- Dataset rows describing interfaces

------

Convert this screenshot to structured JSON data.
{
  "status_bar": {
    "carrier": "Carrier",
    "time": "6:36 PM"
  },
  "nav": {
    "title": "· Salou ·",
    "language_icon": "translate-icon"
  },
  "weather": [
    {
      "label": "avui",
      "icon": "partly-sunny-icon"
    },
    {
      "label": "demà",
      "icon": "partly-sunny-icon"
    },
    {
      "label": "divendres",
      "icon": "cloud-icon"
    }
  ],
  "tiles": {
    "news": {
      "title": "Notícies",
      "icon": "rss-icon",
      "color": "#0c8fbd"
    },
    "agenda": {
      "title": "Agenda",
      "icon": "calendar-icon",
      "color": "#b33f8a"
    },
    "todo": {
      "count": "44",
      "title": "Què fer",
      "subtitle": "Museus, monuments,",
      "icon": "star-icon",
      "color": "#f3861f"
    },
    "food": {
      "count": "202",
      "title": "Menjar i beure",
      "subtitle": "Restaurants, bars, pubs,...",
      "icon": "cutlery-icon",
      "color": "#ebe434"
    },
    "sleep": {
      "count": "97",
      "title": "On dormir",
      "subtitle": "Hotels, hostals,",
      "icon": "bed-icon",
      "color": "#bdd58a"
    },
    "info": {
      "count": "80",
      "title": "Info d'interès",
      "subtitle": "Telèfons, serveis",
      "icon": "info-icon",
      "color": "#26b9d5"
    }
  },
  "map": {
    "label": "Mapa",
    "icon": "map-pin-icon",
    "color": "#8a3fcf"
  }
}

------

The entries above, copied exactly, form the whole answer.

Convert this screenshot to structured JSON data.
{
  "status_bar": {
    "carrier": "Carrier",
    "time": "6:36 PM"
  },
  "nav": {
    "title": "· Salou ·",
    "language_icon": "translate-icon"
  },
  "weather": [
    {
      "label": "avui",
      "icon": "partly-sunny-icon"
    },
    {
      "label": "demà",
      "icon": "partly-sunny-icon"
    },
    {
      "label": "divendres",
      "icon": "cloud-icon"
    }
  ],
  "tiles": {
    "news": {
      "title": "Notícies",
      "icon": "rss-icon",
      "color": "#0c8fbd"
    },
    "agenda": {
      "title": "Agenda",
      "icon": "calendar-icon",
      "color": "#b33f8a"
    },
    "todo": {
      "count": "44",
      "title": "Què fer",
      "subtitle": "Museus, monuments,",
      "icon": "star-icon",
      "color": "#f3861f"
    },
    "food": {
      "count": "202",
      "title": "Menjar i beure",
      "subtitle": "Restaurants, bars, pubs,...",
      "icon": "cutlery-icon",
      "color": "#ebe434"
    },
    "sleep": {
      "count": "97",
      "title": "On dormir",
      "subtitle": "Hotels, hostals,",
      "icon": "bed-icon",
      "color": "#bdd58a"
    },
    "info": {
      "count": "80",
      "title": "Info d'interès",
      "subtitle": "Telèfons, serveis",
      "icon": "info-icon",
      "color": "#26b9d5"
    }
  },
  "map": {
    "label": "Mapa",
    "icon": "map-pin-icon",
    "color": "#8a3fcf"
  }
}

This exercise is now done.